Mississippi’s Tyler Keith is back with a solo album on the Memphis label Black & Wyatt.
No Good to Anyone doesn’t make anything easy for anyone venturing into its realm, but it’s also an album suffused with hope.
Pianist Lara Driscoll reveals a magic touch on Woven Dreams, her first album as a leader.
With one hoof in the heavier end of the stoner rock pool a la Electric Wizard, and the other in the realm of postpunk headbangers like Killing Joke, the Newcastle upon Tyne outfit channels aggression into a tight-fisted series of disciplined explosions that are more punch than splatter.
Having backed Slim Dunlap, and opened for Tommy Stinson, it’s no wonder High on Stress evoke the rootsier side of hometown legends The Replacements; frontman Nick Leet’s emphatic, twangy drawl even conjures Paul Westerberg.
This three-songer blasts even harder than their 2017 “Wolves and Men” 7”, enhanced by the addition of second guitarist Ed Roessler to an already intimidating lineup of Joe Pugsley, Ryan Struck, and John Steele.
While the line between classical music and jazz seems to look more and more faded as the decades go by, Impressions of Debussy is still an unusual project.
On May 15th comes the debut long-player Woke Up In Hollywood by the UK’s It’s Karma It’s Cool. A stylish, and enjoyable piece of work.
Les Easterby’s latest writings from a once-shut-out heart are perfect sympathies for the physically shut-in masses.
German based Vlimmer release their latest Ep Pulmo. A recording of dark musings in a nightmare landscape
Brandi Ediss releases the unique Bees And Bees And Bees, a sultry, soulful, and jazz-inspired work of brilliance
The Piano Equation lives up to its name, not only as a great example of a modern solo piano record, but as a distillation of ideas from one of the instrument’s foremost contemporary architects.
A well-traveled Texas troubadour offers reassurance in tough times.
Combining highlife guitar lines with a swinging rhythm section playing in a difficult time signature, Lionel Loueke’s “Têkê” functions almost as the bible by which the group will adhere.
Oranssi Pazuzu is a Finnish quintet of blackened metallurgists who’ve little interest in blast beats, lo-fi shred, Satanism, corpse paint, or any of the other trappings of their chosen genre.
SPYGENIUS release the new single “Spite” on April 24, all proceeds will be donated to the Matthew Seligman Tribute Fund
Australian quartet RVG proved themselves expert practitioners of explosive, melodic rock & roll on their remarkable debut A Quality of Mercy in 2017. Three years later, Feral picks up exactly where its predecessor left off.
On Complications, the band’s third album, E explores the nooks and crannies of high volume guitar rock, rarely reducing themselves to mere butt-kicking.

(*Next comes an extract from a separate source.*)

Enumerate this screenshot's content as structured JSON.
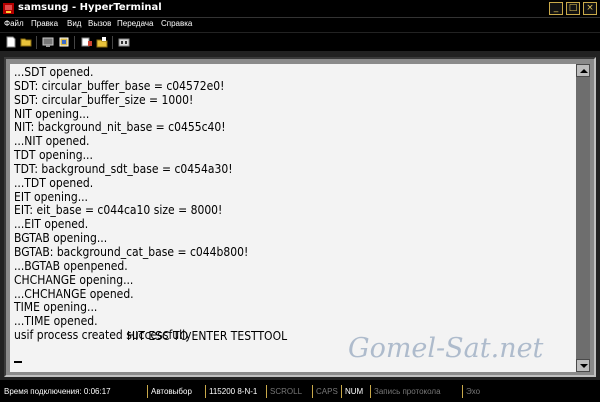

Leeds trio back with Love, Blood & Monsters on Trash Wax
The New Fools sophomore release Mershmellow, offers nostalgia through a number of enjoyable stylistic changes.
If the music wasn’t so clearly sun-baked, we might think this was a long-lost artifact from the Germanic seventies.
A supergroup of sorts, Human Impact consists of Spencer, bassist Chris Pravdica (Swans), drummer Phil Puleo (also Swans, as well as Cop Shoot Cop) and electronicist Jim Coleman (Cop Shoot Cop).
Christina Schneider takes a journey to the center of the mind.
On April 28th, Cherie Currie releases her solo album Blvds of Splendor on streaming platforms, including an updated rendition of “Queens Of Noise”